In his press conference remarks after Thursday’s meeting, President Tusk addressed the UK’s ‘Chequers proposal’ outlining a future relationship between the EU and the UK. Any treaty on the EU-UK future relationship cannot be formally negotiated until after the UK has left the EU. However, a political declaration outlining a framework of the future relationship will accompany any withdrawal agreement reached between the EU and UK and allow for a transition period after the UK leaves the EU. Prime Minister May had hoped to gain the support of EU leaders for her Chequers plan ahead of the UK Conservative Party Conference in Birmingham on 30 September. However, President Tusk stated in the press conference that although EU leaders agreed there were “positive elements” in the UK Chequers proposal, the economic partnership proposed by the UK government “will not work” as it “risks undermining” the integrity of the EU Single Market.
EU27 leaders also discussed the timetable for the final phase of Brexit negotiations before the UK leaves the EU on 29 March 2019. President Tusk stated in his final remarks that the upcoming European Council Summit on 18 October would be “the moment of truth” for the Brexit negotiations.

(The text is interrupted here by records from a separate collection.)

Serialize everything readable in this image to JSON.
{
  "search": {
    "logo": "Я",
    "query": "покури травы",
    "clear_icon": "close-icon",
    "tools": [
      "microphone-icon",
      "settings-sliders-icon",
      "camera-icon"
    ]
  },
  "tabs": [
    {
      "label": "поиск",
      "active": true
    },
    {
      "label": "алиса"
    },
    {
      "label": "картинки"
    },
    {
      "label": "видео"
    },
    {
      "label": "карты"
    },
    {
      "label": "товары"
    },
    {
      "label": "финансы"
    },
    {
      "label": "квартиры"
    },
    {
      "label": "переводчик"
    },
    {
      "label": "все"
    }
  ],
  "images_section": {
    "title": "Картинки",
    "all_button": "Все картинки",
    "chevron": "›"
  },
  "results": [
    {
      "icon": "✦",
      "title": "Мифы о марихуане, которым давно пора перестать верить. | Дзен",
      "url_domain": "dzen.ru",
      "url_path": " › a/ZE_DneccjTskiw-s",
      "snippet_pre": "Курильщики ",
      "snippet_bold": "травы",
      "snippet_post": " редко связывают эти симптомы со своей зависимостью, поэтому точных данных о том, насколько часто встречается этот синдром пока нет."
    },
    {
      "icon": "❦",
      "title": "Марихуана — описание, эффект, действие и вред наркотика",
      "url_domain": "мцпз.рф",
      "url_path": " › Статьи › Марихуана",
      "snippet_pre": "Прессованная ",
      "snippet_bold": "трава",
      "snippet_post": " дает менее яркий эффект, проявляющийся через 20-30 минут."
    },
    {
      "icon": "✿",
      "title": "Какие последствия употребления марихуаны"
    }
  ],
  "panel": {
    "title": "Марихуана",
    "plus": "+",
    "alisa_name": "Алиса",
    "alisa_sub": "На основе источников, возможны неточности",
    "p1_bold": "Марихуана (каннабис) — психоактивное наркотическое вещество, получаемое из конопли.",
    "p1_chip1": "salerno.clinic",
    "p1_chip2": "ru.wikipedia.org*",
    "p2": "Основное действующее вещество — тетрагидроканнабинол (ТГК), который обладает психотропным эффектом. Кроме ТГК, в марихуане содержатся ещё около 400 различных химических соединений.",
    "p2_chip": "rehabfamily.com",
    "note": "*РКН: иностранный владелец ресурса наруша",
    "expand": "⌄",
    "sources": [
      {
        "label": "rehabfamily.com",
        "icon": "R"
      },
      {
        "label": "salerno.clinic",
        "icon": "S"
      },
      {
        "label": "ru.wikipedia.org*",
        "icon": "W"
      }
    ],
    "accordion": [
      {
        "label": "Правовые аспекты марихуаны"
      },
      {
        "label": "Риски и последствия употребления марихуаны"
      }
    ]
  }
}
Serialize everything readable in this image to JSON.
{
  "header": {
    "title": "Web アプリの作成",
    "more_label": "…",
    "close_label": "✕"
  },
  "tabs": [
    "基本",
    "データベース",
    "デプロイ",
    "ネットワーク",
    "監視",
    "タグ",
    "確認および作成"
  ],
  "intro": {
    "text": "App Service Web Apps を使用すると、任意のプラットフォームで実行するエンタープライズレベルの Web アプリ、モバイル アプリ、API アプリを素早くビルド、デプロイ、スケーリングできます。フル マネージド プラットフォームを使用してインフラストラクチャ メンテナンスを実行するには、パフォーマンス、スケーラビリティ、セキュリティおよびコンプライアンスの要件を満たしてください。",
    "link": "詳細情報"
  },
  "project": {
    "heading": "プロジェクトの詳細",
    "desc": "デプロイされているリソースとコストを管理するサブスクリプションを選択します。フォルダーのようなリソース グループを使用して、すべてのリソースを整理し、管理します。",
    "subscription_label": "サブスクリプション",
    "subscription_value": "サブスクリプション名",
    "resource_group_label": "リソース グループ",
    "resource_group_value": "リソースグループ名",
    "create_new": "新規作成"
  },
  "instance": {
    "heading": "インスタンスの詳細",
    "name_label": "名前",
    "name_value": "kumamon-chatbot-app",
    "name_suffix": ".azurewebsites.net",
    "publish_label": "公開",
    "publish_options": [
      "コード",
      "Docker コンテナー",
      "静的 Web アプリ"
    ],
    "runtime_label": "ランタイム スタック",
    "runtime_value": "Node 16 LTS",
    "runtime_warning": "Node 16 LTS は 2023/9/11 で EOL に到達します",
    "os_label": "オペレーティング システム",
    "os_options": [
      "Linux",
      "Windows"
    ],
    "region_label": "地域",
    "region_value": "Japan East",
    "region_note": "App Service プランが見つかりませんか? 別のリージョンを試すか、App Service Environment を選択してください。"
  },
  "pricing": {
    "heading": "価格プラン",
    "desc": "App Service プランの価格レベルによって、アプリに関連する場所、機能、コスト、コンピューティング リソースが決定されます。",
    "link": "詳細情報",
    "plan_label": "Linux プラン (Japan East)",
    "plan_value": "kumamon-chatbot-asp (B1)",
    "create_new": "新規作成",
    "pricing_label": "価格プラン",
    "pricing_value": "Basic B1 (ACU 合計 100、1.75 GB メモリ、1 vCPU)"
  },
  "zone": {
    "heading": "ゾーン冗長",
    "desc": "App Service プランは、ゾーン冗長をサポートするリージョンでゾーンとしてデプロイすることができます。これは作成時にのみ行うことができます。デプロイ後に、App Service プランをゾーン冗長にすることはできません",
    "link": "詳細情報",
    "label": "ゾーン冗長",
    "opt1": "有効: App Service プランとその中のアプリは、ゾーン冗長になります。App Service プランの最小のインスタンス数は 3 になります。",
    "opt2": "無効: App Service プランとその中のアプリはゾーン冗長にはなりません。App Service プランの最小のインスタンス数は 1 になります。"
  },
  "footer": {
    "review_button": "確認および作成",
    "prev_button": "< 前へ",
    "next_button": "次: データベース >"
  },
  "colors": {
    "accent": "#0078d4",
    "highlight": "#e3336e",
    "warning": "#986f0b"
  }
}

He reconfirmed that any Withdrawal Agreement will need to include an “operational and legally binding Irish backstop”. He also announced that it would be decided at the October Summit whether an extraordinary summit ought to be held in November “to finalise and formalise” a Withdrawal deal.